● WHAT IS REQUIRED
Set the entries down once more, exactly as they are worded.

● MATERIAL FOR THIS EXERCISE
────────────────

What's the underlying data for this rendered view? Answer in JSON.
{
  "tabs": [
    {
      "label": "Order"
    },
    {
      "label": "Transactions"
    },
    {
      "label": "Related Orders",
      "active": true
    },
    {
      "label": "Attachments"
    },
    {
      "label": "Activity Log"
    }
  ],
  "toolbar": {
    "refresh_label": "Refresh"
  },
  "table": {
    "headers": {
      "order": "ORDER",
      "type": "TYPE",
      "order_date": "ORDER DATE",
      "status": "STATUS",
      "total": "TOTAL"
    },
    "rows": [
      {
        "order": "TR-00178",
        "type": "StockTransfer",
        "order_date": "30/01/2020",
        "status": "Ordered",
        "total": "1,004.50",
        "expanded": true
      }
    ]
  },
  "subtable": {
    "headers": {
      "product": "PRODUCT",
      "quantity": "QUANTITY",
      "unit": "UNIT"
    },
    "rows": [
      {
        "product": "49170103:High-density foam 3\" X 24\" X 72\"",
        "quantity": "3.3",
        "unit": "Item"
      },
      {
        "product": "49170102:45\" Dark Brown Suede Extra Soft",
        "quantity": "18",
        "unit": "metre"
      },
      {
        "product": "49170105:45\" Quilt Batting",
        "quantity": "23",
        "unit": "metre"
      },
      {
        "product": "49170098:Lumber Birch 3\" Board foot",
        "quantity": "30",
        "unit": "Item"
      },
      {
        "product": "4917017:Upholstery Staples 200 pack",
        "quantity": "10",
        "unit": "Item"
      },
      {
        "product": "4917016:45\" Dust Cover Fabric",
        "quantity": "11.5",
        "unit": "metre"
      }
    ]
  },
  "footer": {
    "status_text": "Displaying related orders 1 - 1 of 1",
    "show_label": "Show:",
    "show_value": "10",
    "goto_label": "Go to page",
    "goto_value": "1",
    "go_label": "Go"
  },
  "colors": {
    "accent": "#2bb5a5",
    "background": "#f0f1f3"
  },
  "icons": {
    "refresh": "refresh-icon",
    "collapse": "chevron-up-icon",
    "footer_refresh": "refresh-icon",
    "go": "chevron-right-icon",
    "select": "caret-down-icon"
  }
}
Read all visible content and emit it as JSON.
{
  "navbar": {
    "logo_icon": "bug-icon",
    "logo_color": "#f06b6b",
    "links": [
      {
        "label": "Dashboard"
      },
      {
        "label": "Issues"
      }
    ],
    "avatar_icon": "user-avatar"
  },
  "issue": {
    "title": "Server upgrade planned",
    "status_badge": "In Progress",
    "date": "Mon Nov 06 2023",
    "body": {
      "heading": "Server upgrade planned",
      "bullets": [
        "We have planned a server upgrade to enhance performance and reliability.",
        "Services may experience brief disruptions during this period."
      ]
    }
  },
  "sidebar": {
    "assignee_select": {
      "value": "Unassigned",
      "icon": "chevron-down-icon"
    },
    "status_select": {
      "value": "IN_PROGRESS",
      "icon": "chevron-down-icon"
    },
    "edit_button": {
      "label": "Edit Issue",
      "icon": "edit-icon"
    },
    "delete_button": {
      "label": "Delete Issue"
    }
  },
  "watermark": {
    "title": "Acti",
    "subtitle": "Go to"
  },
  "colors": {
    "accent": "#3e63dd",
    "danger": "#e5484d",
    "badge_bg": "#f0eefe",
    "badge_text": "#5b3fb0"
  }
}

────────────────

● EXERCISE RESPONSE
What's the underlying data for this rendered view? Answer in JSON.
{
  "tabs": [
    {
      "label": "Order"
    },
    {
      "label": "Transactions"
    },
    {
      "label": "Related Orders",
      "active": true
    },
    {
      "label": "Attachments"
    },
    {
      "label": "Activity Log"
    }
  ],
  "toolbar": {
    "refresh_label": "Refresh"
  },
  "table": {
    "headers": {
      "order": "ORDER",
      "type": "TYPE",
      "order_date": "ORDER DATE",
      "status": "STATUS",
      "total": "TOTAL"
    },
    "rows": [
      {
        "order": "TR-00178",
        "type": "StockTransfer",
        "order_date": "30/01/2020",
        "status": "Ordered",
        "total": "1,004.50",
        "expanded": true
      }
    ]
  },
  "subtable": {
    "headers": {
      "product": "PRODUCT",
      "quantity": "QUANTITY",
      "unit": "UNIT"
    },
    "rows": [
      {
        "product": "49170103:High-density foam 3\" X 24\" X 72\"",
        "quantity": "3.3",
        "unit": "Item"
      },
      {
        "product": "49170102:45\" Dark Brown Suede Extra Soft",
        "quantity": "18",
        "unit": "metre"
      },
      {
        "product": "49170105:45\" Quilt Batting",
        "quantity": "23",
        "unit": "metre"
      },
      {
        "product": "49170098:Lumber Birch 3\" Board foot",
        "quantity": "30",
        "unit": "Item"
      },
      {
        "product": "4917017:Upholstery Staples 200 pack",
        "quantity": "10",
        "unit": "Item"
      },
      {
        "product": "4917016:45\" Dust Cover Fabric",
        "quantity": "11.5",
        "unit": "metre"
      }
    ]
  },
  "footer": {
    "status_text": "Displaying related orders 1 - 1 of 1",
    "show_label": "Show:",
    "show_value": "10",
    "goto_label": "Go to page",
    "goto_value": "1",
    "go_label": "Go"
  },
  "colors": {
    "accent": "#2bb5a5",
    "background": "#f0f1f3"
  },
  "icons": {
    "refresh": "refresh-icon",
    "collapse": "chevron-up-icon",
    "footer_refresh": "refresh-icon",
    "go": "chevron-right-icon",
    "select": "caret-down-icon"
  }
}
Read all visible content and emit it as JSON.
{
  "navbar": {
    "logo_icon": "bug-icon",
    "logo_color": "#f06b6b",
    "links": [
      {
        "label": "Dashboard"
      },
      {
        "label": "Issues"
      }
    ],
    "avatar_icon": "user-avatar"
  },
  "issue": {
    "title": "Server upgrade planned",
    "status_badge": "In Progress",
    "date": "Mon Nov 06 2023",
    "body": {
      "heading": "Server upgrade planned",
      "bullets": [
        "We have planned a server upgrade to enhance performance and reliability.",
        "Services may experience brief disruptions during this period."
      ]
    }
  },
  "sidebar": {
    "assignee_select": {
      "value": "Unassigned",
      "icon": "chevron-down-icon"
    },
    "status_select": {
      "value": "IN_PROGRESS",
      "icon": "chevron-down-icon"
    },
    "edit_button": {
      "label": "Edit Issue",
      "icon": "edit-icon"
    },
    "delete_button": {
      "label": "Delete Issue"
    }
  },
  "watermark": {
    "title": "Acti",
    "subtitle": "Go to"
  },
  "colors": {
    "accent": "#3e63dd",
    "danger": "#e5484d",
    "badge_bg": "#f0eefe",
    "badge_text": "#5b3fb0"
  }
}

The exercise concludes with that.